● Instructions to follow
Repeat back every line of the data, exactly.

══ Information supplied

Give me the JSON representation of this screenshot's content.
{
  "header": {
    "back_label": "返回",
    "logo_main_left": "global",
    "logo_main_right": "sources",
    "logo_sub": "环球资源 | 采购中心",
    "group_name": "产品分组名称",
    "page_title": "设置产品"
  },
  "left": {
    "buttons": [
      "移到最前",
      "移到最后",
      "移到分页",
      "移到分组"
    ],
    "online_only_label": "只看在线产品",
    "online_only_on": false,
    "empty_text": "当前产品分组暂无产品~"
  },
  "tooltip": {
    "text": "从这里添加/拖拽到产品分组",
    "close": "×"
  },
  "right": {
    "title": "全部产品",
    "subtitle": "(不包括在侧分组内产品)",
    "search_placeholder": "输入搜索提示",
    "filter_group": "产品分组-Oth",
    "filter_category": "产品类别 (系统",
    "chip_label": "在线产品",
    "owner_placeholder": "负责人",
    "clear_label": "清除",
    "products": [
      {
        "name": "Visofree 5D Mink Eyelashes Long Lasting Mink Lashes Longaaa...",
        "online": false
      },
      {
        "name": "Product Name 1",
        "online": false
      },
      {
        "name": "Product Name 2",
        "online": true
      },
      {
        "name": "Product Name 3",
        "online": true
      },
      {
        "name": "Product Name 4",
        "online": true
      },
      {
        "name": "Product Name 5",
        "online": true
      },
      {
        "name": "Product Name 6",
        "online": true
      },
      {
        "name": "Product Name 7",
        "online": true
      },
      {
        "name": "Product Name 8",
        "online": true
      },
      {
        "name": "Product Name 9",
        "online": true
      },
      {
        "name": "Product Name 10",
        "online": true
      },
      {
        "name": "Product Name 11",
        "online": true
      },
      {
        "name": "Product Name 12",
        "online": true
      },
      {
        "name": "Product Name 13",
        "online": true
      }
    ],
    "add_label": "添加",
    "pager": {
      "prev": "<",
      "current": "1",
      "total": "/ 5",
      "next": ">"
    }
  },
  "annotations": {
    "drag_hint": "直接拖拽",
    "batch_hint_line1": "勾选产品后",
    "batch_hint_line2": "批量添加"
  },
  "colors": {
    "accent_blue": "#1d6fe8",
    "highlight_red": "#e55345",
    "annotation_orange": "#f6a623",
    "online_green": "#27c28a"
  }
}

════

● Answer area
Give me the JSON representation of this screenshot's content.
{
  "header": {
    "back_label": "返回",
    "logo_main_left": "global",
    "logo_main_right": "sources",
    "logo_sub": "环球资源 | 采购中心",
    "group_name": "产品分组名称",
    "page_title": "设置产品"
  },
  "left": {
    "buttons": [
      "移到最前",
      "移到最后",
      "移到分页",
      "移到分组"
    ],
    "online_only_label": "只看在线产品",
    "online_only_on": false,
    "empty_text": "当前产品分组暂无产品~"
  },
  "tooltip": {
    "text": "从这里添加/拖拽到产品分组",
    "close": "×"
  },
  "right": {
    "title": "全部产品",
    "subtitle": "(不包括在侧分组内产品)",
    "search_placeholder": "输入搜索提示",
    "filter_group": "产品分组-Oth",
    "filter_category": "产品类别 (系统",
    "chip_label": "在线产品",
    "owner_placeholder": "负责人",
    "clear_label": "清除",
    "products": [
      {
        "name": "Visofree 5D Mink Eyelashes Long Lasting Mink Lashes Longaaa...",
        "online": false
      },
      {
        "name": "Product Name 1",
        "online": false
      },
      {
        "name": "Product Name 2",
        "online": true
      },
      {
        "name": "Product Name 3",
        "online": true
      },
      {
        "name": "Product Name 4",
        "online": true
      },
      {
        "name": "Product Name 5",
        "online": true
      },
      {
        "name": "Product Name 6",
        "online": true
      },
      {
        "name": "Product Name 7",
        "online": true
      },
      {
        "name": "Product Name 8",
        "online": true
      },
      {
        "name": "Product Name 9",
        "online": true
      },
      {
        "name": "Product Name 10",
        "online": true
      },
      {
        "name": "Product Name 11",
        "online": true
      },
      {
        "name": "Product Name 12",
        "online": true
      },
      {
        "name": "Product Name 13",
        "online": true
      }
    ],
    "add_label": "添加",
    "pager": {
      "prev": "<",
      "current": "1",
      "total": "/ 5",
      "next": ">"
    }
  },
  "annotations": {
    "drag_hint": "直接拖拽",
    "batch_hint_line1": "勾选产品后",
    "batch_hint_line2": "批量添加"
  },
  "colors": {
    "accent_blue": "#1d6fe8",
    "highlight_red": "#e55345",
    "annotation_orange": "#f6a623",
    "online_green": "#27c28a"
  }
}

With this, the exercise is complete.